Inés has an old nursemaid named Peta Ponce, who is the incarnation of two other beings: A witch and a fabled figure called the Yellow Bitch. The Yellow Bitch is a witness to all that Inés does, in particular her sexual acts with her husband. Humberto, who is attracted to Inés, tries to sleep with her, and Peta arranges for the encounter to be in her own room. However, at the moment of the act, Humberto realizes it is not Inés but rather Peta who is in bed with him; nevertheless, he sleeps with Peta.

Inés becomes pregnant and conceives a monstrous baby who, according to doctors, will not survive. His face is totally deformed and he has a hump that disfigures his body. They name him Boy because he is not worthy of receiving a proper name. His father is faced with the dilemma of either letting him die or doing all that is possible to save him. He chooses the latter and hires Dr. Azula, a Swiss specialist surgeon, to take care of his son.

Jerónimo, who finds his son repulsive, decides to hide him from society. He asks Humberto to supervise La Rinconada, the country estate to be set aside just for Boy and his keepers. In such an environment, Boy will appear normal and never know of the outside world.
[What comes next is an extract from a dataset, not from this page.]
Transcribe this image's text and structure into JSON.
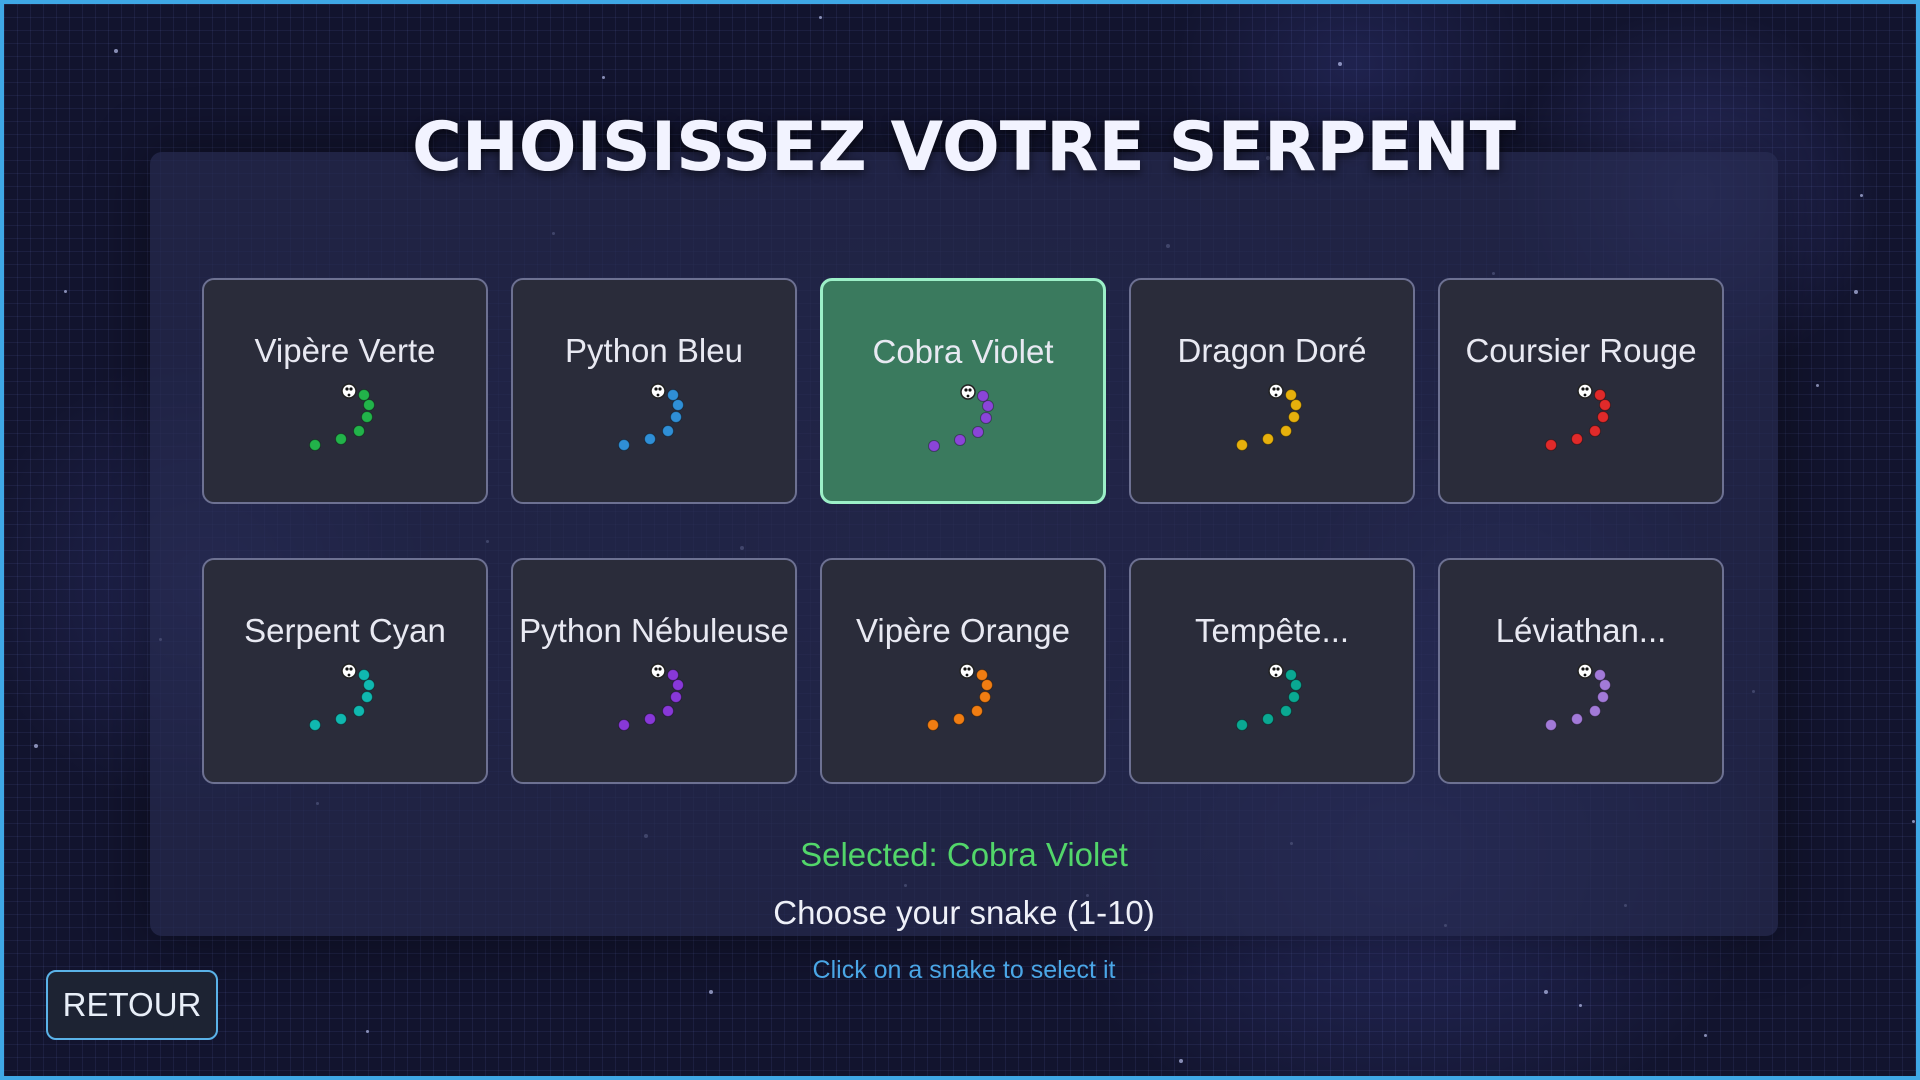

Dr. Azula manages to help Boy with special food blends and a number of surgeries to improve his face. Jerónimo and Inés come to understand that there is no chance they will be able to perpetuate the Azcoitía name. Boy receives no visits from his parents, and Humberto becomes the intermediary between Jerónimo and his son.
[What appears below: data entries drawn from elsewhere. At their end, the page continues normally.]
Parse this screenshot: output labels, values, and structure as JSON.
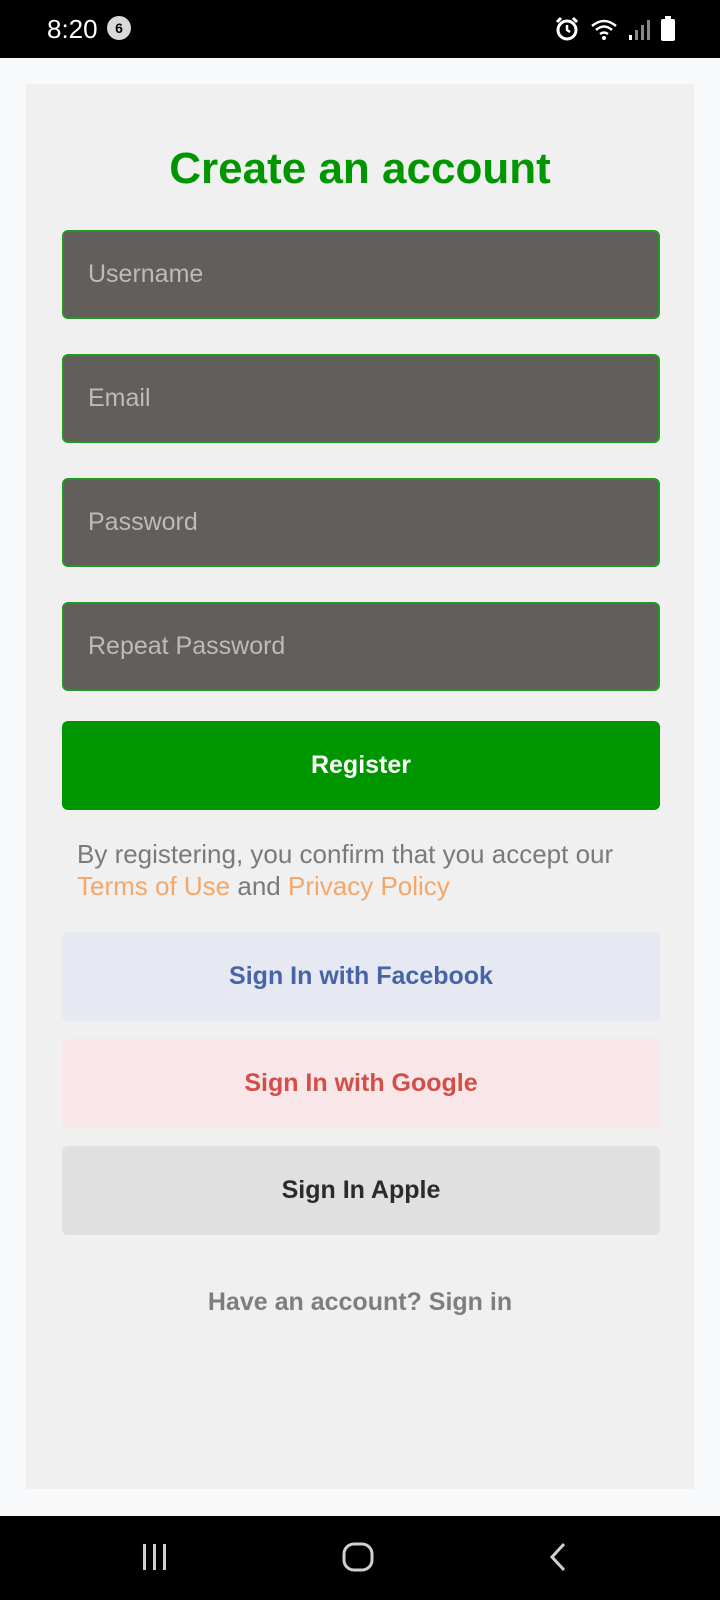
{
  "status_bar": {
    "time": "8:20",
    "notification_count": "6",
    "icons": [
      "alarm-icon",
      "wifi-icon",
      "signal-icon",
      "battery-icon"
    ]
  },
  "form": {
    "title": "Create an account",
    "fields": [
      {
        "name": "username",
        "placeholder": "Username",
        "value": ""
      },
      {
        "name": "email",
        "placeholder": "Email",
        "value": ""
      },
      {
        "name": "password",
        "placeholder": "Password",
        "value": ""
      },
      {
        "name": "repeat_password",
        "placeholder": "Repeat Password",
        "value": ""
      }
    ],
    "register_label": "Register",
    "terms": {
      "prefix": "By registering, you confirm that you accept our ",
      "terms_link": "Terms of Use",
      "middle": " and ",
      "privacy_link": "Privacy Policy"
    },
    "social": {
      "facebook_label": "Sign In with Facebook",
      "google_label": "Sign In with Google",
      "apple_label": "Sign In Apple"
    },
    "signin_prompt": "Have an account? Sign in"
  },
  "colors": {
    "accent": "#009600",
    "field_bg": "#625e5b",
    "link": "#f5a76a",
    "facebook": "#4664a6",
    "google": "#d44e48"
  },
  "nav_bar": {
    "icons": [
      "recent-apps-icon",
      "home-icon",
      "back-icon"
    ]
  }
}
In an attempt to provide continuity to the Azcoitía name, Inés decides to travel to Rome to beatify a past ancestor, but she fails in her efforts. Humberto and Jerónimo’s cousin Esmeralda remain in charge of La Rinconada and fall in love with each other. Ready to marry, Humberto becomes ill and has surgery with Dr. Azula. It seems that Azula had operated on other areas of Humberto’s body as well, including his throat, leaving him almost voiceless. Humberto escapes and is found by the gate of Casa de los Ejercicios Espirituales de la Encarnacíon, home of the old ladies, the five orphans, and Mother Benita. They take Humberto in and take care of him as if he were a baby. At the casa he becomes his alter ego, the Mudito, or the “mute child,” and the helper of Mother Benita.

Upon her failed attempt in Rome to sanctify her relative, Inés decides to move to the casa, too, because she does not want to face her husband. Although she knows Jerónimo loves her and cares for her, she chooses to stay among the old ladies to avoid the pressure to conceive a new son. In the casa is a teenage orphan named Iris Mateluna. She is the incarnation of Inés’s pious cousin and, to the eyes of the old ladies, the embodiment of purity. Nevertheless, Inés has a double life.

Inés leaves the casa, assisted by Mudito, and has sex with the Giant, a masked ne’er-do-well who waits for her outside the casa. Mudito wants to have sex with her, too, so he asks Giant for his mask. A masked Mudito has sex with Iris, who becomes pregnant. Giant learns to use the mask to prostitute Iris; she apparently does not know she is having sex with different men, including Jerónimo. Mudito sees Jerónimo and Iris having sex, but he does not mind because he is certain that he is the real father of Iris’s future son. The ladies in the home realize that Iris is pregnant, but they wholeheartedly believe...

(The entire section is 1,211 words.)